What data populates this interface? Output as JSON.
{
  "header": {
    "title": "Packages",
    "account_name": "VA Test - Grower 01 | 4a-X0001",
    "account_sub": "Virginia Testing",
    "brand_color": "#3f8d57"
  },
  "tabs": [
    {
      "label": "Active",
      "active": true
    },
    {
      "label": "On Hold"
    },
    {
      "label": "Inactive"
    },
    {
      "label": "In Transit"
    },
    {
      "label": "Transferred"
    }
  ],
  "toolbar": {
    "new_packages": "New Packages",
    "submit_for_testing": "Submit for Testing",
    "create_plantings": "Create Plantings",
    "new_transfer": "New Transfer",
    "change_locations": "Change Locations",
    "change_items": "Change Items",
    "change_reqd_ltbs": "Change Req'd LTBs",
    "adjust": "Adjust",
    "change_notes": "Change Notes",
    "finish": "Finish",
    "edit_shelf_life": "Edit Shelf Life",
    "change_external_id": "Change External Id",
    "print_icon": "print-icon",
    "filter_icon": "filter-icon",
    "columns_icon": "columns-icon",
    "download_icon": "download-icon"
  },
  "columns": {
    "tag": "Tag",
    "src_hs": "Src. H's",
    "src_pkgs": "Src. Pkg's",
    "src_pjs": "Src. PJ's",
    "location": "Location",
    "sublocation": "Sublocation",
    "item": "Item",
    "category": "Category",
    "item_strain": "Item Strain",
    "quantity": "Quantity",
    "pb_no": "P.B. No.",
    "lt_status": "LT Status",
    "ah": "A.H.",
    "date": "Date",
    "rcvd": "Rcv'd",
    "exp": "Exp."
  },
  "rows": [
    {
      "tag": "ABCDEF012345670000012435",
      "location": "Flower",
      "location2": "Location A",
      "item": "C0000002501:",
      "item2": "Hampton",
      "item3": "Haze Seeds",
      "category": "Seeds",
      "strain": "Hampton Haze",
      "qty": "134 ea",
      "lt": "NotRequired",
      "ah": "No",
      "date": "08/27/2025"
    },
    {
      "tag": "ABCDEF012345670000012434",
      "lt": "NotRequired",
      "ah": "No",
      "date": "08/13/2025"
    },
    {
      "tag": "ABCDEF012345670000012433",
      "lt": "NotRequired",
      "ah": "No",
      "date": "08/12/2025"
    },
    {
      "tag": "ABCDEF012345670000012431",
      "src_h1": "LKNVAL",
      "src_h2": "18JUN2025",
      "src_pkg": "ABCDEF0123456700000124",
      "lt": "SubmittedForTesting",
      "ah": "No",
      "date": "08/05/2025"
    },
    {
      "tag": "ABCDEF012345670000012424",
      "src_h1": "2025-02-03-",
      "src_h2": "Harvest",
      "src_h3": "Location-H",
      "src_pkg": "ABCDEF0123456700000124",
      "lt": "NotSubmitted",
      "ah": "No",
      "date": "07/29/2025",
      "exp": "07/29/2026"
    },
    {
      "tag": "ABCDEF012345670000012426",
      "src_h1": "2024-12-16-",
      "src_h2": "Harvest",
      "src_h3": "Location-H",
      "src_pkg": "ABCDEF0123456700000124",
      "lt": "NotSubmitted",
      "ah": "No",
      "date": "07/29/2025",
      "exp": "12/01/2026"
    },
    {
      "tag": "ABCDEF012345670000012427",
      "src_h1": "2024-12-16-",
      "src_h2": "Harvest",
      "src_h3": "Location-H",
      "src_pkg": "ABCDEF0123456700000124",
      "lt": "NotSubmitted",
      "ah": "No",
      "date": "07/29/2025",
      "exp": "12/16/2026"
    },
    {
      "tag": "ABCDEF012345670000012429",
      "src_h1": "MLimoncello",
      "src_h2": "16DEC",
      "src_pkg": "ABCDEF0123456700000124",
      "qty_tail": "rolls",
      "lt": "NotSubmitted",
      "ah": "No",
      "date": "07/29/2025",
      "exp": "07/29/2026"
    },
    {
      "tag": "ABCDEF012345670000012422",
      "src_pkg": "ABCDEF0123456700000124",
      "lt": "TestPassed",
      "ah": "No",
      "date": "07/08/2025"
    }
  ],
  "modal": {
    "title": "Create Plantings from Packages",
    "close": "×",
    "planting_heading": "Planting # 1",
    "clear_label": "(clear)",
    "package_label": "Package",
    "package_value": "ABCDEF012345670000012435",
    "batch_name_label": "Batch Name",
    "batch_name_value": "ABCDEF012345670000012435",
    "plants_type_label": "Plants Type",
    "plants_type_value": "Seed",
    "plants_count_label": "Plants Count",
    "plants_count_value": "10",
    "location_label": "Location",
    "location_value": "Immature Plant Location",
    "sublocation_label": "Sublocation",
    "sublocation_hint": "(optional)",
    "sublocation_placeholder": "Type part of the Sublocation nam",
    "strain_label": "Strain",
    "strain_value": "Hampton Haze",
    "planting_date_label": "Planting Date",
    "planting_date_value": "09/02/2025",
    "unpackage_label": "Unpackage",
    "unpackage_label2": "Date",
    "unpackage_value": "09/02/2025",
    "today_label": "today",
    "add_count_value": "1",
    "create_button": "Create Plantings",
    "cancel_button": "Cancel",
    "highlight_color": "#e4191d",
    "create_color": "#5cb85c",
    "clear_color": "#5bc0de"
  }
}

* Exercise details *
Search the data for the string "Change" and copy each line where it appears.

* Result *
    "change_locations": "Change Locations",
    "change_items": "Change Items",
    "change_reqd_ltbs": "Change Req'd LTBs",
    "change_notes": "Change Notes",
    "change_external_id": "Change External Id",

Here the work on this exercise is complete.